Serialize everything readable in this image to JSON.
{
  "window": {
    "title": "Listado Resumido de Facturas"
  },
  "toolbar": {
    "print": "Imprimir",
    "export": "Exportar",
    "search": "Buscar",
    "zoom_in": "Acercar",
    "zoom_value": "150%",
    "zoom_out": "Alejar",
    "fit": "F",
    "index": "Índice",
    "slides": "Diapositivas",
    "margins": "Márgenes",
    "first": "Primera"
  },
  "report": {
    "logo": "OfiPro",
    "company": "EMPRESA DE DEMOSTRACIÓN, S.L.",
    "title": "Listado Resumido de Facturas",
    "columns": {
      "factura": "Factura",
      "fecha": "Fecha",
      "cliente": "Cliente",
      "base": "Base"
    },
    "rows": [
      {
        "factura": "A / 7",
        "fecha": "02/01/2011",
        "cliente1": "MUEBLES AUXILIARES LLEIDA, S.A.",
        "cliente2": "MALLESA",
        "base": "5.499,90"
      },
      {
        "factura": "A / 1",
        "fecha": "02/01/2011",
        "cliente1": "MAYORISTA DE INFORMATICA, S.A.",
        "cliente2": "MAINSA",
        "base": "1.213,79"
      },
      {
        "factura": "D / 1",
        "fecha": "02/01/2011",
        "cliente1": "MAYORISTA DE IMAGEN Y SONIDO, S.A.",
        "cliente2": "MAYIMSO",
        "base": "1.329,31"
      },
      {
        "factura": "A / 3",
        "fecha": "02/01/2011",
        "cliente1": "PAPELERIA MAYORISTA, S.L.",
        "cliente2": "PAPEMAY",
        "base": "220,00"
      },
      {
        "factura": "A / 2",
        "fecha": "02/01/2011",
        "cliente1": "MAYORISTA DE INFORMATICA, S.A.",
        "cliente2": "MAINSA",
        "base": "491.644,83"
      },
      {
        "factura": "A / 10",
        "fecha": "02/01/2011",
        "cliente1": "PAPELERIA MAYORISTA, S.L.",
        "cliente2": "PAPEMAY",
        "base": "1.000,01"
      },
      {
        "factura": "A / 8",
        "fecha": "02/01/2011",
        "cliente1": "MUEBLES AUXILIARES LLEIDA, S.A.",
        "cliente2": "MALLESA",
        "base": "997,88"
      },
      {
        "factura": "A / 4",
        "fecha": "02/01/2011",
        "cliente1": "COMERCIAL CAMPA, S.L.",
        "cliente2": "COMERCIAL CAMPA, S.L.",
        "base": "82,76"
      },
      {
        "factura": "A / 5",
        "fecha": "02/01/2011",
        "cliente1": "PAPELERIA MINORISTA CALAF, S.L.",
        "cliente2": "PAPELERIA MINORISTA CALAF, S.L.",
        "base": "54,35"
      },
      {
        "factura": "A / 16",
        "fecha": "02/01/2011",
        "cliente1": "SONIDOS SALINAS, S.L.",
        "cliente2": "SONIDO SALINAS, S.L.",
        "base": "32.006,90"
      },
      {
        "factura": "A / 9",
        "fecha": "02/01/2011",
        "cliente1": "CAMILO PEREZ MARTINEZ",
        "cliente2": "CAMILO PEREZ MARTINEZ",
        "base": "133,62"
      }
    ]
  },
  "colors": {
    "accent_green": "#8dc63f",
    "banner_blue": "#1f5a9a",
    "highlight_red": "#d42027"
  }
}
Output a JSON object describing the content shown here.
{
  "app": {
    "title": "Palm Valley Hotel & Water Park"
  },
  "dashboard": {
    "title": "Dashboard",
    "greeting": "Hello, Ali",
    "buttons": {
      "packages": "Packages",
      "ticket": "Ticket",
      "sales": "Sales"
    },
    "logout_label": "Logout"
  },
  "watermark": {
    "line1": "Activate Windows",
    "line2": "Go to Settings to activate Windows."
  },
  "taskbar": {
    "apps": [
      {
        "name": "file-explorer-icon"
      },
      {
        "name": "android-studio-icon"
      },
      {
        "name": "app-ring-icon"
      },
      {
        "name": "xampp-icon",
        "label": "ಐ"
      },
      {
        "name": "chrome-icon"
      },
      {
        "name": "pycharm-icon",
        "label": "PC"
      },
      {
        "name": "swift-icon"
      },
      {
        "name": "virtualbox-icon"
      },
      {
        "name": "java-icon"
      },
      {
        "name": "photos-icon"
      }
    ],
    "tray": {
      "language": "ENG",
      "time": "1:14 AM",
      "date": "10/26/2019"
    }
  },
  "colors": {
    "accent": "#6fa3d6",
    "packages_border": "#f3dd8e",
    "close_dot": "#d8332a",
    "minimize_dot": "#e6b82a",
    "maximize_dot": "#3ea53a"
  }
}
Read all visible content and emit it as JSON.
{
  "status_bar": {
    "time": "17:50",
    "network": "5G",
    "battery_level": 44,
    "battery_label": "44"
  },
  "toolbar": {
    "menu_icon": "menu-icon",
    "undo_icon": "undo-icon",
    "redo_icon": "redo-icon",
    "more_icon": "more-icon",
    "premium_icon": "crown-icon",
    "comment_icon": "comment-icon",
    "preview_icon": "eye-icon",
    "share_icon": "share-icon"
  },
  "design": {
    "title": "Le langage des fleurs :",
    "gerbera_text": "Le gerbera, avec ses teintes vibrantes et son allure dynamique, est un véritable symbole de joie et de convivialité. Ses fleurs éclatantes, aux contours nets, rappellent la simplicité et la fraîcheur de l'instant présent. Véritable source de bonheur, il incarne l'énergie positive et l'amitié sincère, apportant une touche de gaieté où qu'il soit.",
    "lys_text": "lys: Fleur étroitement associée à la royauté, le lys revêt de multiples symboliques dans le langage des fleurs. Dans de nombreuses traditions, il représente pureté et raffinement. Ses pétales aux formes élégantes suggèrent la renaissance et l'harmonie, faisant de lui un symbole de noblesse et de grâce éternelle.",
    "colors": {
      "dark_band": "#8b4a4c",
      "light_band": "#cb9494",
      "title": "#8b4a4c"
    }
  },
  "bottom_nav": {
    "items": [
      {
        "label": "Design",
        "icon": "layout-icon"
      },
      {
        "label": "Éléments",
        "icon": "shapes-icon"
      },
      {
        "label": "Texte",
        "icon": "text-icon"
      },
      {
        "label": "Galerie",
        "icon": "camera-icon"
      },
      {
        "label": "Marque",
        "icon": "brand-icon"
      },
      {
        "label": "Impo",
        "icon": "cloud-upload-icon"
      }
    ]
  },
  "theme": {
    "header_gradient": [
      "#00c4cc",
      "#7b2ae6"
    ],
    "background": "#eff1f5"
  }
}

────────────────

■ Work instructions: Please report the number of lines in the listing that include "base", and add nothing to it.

■ Reply to the exercise: 12